Despite the risks, the Democrats have meddled in GOP primaries around the country – sometimes with concerning results. In Pennsylvania’s gubernatorial race, Democrats elevated a “MAGA longshot,” Doug Mastriano, who now seems poised to win the general election. Before the Democrats intervened, Mastriano was a “MAGA state senator who worked to overturn the 2020 presidential election,” POLITICO reported. Now, he’s a real contender. “The higher the gas prices go, the more electable Mastriano is,” the chair of the Cambria County Republican Party told POLITICO, “Honestly, I feel this is Mastriano’s campaign to lose.”

Patrick Reis, writing for Rolling Stone, believes Democrats failed to learn their lesson from Donald Trump’s 2016 upset victory.

“It was May 4, 2016 and for a certain set of Washington Democrats and their affiliated intelligentsia, it was a day of smug glee. John Kasich had dropped out of the Republican presidential primary, Ted Cruz had bowed out the night before, and the D.C. intelligentsia knew two things for sure: Donald Trump would be the 2016 GOP nominee, and, because Trump was an extreme and unelectable Republican, Hillary Clinton would be the next president,” Reis wrote. Obviously, things didn’t go according to plan. Now, “in Illinois,” Reis wrote, “Democratic governor J.B. Pritzker ran ads elevating Darren Bailey, a Republican they’re betting is too extreme to win a general election…Sound Familiar?” Bailey is an Illinois State Senator who describes himself as far-right. He has refused to acknowledge Donald Trump’s 2020 election defeat.

The Dems are also backing an out-there candidate for the Arizona gubernatorial primary. Kari Lake is another Trump-endorsee who has repeatedly denied Trump’s 2020 election defeat. Lake “has continued to feed into unproven theories about the election,” John L. Dorman wrote for Business Insider.

Despite the shadow-backing of the Democratic party, incumbent Arizona Governor, Doug Ducey, a Republican, has blasted Lake for being an extremist. “Kari Lake is misleading voters with no evidence,” Ducey said on CNN’s State of the Union. “She’s been tagged by her opponents with a nickname, ‘Fake Lake,’ which seems to be sticking and actually doing some damage.
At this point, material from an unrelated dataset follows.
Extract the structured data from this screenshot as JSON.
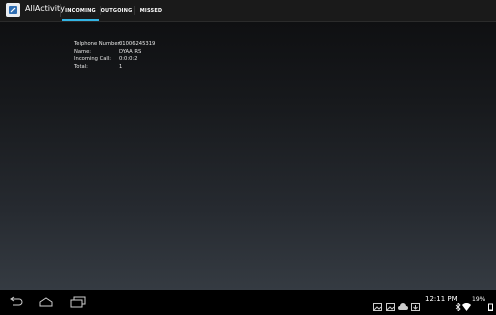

Ducey is ineligible for reelection this year, having served two terms already, but he does not want Lake to inherit his position.

The Dems don’t want Lake elected either. Hopefully their strategy doesn’t backfire.

Harrison Kass is the Senior Editor at 19FortyFive. An attorney, pilot, guitarist, and minor pro hockey player, he joined the US Air Force as a Pilot Trainee but was medically discharged. Harrison holds a BA from Lake Forest College, a JD from the University of Oregon, and an MA from New York University. He lives in Oregon and listens to Dokken. Follow him on Twitter @harrison_kass.

Written By

Harrison Kass is a Senior Defense Editor at 19FortyFive. An attorney, pilot, guitarist, and minor pro hockey player, he joined the US Air Force as a Pilot Trainee but was medically discharged. Harrison has degrees from Lake Forest College, the University of Oregon School of Law, and New York University’s Graduate School of Arts & Sciences. He lives in Oregon and regularly listens to Dokken.